Writers as Sociologists

In Sociology, one learns that societies are bound together by a series of ongoing and dynamic relationships each with their own set of rules. Societies have also interesting subcultures which may operate in opposition to and be hidden from the larger world.

Rather than studying worlds, writers create them. From a blank page, they build societies and subcultures with very clear sets of expectations on how members treat each other. These norms may be written down or stay in the writer’s head just under the surface. When a rule is revealed or violated can add drama to a story.

As a person moves between societies whether as a transient or more permanent member, they go through a process of assimilation, learning what is desired of a good citizen. So it is in a story where we are introduced to a character in a new situation. Through their eyes, we assimilate and conform to their world’s expectations gradually as well. In the Amazi Series, I captured the immigrant process in 1890s America but with a steampunk twist. Creating such a work could not be done without an intensive study of the time macroscopically including economic trends. You see the characters over time dealing with basic needs such as housing, language, social acceptance, work, leisure, new technology, and love. Along the way you learn how people thought and acted at the time.

One thing that can be jarring is working on two series at the same time with different sets of rules. For me, it would be tough dealing with The Corporate Intent Series (a dynamic and sometimes violent world which is no holds barred) and Olivia Plymouth Series (a much safer world where certain things cannot happen) at the same time.

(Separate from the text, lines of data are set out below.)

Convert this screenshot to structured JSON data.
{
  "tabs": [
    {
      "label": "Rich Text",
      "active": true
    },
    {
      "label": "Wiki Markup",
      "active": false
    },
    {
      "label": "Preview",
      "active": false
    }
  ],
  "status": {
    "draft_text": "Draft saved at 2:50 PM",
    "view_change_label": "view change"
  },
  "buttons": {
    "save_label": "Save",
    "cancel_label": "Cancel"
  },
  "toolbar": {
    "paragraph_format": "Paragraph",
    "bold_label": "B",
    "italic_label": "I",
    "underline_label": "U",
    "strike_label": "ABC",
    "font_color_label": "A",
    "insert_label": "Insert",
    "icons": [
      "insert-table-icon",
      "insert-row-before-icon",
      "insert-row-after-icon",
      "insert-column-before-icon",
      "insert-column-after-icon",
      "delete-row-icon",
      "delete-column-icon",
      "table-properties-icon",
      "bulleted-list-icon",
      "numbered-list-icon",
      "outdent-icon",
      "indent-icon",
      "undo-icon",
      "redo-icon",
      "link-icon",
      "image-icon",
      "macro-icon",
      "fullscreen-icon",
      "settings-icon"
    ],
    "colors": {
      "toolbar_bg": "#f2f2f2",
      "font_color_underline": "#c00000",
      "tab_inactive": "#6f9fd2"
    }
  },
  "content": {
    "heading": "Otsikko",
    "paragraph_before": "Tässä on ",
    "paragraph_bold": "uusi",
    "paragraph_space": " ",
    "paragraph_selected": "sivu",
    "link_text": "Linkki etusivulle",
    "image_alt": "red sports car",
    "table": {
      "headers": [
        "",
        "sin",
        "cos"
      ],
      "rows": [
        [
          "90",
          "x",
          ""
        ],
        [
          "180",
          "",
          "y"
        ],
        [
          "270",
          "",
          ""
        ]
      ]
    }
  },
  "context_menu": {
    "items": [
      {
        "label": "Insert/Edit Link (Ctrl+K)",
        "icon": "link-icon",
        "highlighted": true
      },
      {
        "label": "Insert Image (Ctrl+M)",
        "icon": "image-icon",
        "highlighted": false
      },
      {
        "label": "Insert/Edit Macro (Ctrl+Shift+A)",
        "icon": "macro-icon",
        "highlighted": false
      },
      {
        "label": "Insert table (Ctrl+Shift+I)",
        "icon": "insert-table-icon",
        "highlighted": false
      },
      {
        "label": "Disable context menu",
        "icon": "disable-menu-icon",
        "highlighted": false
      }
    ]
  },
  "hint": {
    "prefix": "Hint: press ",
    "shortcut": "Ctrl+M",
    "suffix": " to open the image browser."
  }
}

One interesting writing exercise is violating the rules in the early edits. This gives insight into what is possible for a character or a scene. Then the later edits return to what is expected. This is what I have done in the Olivia Plymouth Series. The original version of the current book was darker and more violent. But leaving the book like that wouldn’t be an Olivia story.

So the next time when you are thinking of creating a world of fire-breathing plants or flying puppies, perhaps crack open a sociology book to learn how a society really works. Study subcultures of the past and present to learn the rules of the page. The result will be a richer work.